[Start of section]

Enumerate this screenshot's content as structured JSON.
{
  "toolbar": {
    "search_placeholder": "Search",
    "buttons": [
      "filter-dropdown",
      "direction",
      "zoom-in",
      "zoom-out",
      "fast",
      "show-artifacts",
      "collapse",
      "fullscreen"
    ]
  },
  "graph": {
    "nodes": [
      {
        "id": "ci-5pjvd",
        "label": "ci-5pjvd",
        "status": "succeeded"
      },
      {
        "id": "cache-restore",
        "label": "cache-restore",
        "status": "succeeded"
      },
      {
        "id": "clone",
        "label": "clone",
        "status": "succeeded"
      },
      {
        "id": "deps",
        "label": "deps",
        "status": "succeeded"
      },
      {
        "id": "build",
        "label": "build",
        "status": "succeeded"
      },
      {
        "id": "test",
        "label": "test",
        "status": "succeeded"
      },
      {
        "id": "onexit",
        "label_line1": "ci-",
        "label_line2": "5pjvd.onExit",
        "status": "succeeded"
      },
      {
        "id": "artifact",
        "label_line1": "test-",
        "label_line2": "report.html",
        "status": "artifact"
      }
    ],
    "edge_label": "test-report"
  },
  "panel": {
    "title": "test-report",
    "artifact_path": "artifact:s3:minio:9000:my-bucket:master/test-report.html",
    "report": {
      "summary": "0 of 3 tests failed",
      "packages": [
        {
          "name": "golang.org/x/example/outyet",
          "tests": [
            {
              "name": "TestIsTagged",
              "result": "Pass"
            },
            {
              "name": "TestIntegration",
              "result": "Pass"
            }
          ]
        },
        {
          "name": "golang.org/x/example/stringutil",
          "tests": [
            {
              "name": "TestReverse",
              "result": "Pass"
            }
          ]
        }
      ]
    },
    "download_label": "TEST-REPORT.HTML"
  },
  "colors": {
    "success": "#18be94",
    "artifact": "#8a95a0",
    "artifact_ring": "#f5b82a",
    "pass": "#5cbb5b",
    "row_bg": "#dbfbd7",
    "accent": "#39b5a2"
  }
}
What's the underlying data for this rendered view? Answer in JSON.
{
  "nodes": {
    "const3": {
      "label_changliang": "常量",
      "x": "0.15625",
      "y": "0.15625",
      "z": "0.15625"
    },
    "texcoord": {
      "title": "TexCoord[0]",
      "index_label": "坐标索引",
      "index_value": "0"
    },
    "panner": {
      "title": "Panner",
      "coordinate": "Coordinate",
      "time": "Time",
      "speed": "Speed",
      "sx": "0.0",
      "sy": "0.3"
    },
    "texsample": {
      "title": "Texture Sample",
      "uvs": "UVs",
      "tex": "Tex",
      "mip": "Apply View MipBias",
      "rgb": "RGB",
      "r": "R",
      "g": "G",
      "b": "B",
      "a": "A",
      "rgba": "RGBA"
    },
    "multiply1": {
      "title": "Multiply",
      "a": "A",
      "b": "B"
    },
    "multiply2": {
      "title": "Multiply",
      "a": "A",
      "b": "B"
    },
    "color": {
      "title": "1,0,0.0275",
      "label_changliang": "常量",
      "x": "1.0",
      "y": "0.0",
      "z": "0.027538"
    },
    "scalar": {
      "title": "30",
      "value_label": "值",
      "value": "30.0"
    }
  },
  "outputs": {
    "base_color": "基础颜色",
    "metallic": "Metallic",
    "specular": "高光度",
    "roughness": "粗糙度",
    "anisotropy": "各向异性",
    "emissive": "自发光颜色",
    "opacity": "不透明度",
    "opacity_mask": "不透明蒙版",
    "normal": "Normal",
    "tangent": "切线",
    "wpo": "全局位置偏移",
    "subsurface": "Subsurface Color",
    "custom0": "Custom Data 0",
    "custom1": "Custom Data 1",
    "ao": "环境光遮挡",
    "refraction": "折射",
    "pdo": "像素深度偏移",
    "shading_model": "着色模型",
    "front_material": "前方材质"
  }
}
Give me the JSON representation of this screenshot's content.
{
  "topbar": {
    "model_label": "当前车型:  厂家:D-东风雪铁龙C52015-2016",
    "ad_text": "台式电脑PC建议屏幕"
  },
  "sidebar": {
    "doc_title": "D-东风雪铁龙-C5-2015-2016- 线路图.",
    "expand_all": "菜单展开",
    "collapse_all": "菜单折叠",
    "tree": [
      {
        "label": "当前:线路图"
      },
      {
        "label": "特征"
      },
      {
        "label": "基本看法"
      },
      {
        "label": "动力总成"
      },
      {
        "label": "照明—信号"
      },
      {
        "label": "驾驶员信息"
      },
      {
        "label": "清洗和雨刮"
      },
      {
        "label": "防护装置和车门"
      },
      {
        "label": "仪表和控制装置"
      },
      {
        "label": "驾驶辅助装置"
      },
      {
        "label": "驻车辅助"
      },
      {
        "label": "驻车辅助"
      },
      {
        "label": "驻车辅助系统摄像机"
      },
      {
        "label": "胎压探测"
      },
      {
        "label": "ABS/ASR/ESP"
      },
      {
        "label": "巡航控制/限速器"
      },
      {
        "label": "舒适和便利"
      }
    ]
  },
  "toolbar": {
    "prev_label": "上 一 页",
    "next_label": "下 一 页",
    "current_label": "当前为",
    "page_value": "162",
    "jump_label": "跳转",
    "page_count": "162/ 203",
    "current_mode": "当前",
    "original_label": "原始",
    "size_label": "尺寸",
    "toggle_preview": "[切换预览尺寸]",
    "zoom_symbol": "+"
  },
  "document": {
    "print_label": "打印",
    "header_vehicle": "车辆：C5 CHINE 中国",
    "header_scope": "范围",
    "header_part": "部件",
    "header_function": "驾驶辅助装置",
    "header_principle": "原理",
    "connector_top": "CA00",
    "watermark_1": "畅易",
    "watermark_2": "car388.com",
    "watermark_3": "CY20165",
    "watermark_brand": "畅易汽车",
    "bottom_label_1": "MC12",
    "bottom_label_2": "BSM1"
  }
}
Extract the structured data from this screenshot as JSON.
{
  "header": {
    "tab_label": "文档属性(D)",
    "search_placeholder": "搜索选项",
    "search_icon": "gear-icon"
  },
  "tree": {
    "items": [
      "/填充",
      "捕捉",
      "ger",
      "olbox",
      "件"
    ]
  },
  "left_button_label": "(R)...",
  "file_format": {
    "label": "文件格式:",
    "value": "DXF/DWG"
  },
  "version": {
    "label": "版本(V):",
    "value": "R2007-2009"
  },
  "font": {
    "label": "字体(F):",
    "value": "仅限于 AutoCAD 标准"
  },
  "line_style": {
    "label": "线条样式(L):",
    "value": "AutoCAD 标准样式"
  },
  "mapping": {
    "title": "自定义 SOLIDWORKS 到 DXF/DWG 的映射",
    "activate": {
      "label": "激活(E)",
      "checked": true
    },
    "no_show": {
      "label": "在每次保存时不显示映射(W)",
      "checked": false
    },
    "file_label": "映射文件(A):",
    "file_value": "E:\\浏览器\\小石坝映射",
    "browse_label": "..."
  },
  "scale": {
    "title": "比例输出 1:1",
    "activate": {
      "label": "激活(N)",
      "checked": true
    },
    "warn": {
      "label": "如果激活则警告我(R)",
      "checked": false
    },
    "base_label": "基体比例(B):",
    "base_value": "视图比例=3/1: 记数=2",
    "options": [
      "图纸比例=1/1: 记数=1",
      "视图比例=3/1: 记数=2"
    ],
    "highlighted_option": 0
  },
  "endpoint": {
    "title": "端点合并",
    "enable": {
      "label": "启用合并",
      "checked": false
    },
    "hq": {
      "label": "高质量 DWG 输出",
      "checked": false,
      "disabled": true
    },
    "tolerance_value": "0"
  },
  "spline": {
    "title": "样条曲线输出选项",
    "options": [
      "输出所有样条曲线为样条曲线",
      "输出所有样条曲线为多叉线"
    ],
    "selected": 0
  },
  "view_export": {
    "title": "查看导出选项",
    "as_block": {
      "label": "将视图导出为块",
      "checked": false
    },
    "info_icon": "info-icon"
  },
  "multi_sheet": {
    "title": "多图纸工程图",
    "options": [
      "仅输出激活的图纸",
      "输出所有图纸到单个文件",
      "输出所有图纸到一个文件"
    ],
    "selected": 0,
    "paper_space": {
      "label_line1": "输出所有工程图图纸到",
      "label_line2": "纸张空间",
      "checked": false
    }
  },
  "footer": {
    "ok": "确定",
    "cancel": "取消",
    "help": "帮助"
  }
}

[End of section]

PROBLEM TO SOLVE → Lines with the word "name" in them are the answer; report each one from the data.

RESULT OF THE TASK →
          "name": "golang.org/x/example/outyet",
              "name": "TestIsTagged",
              "name": "TestIntegration",
          "name": "golang.org/x/example/stringutil",
              "name": "TestReverse",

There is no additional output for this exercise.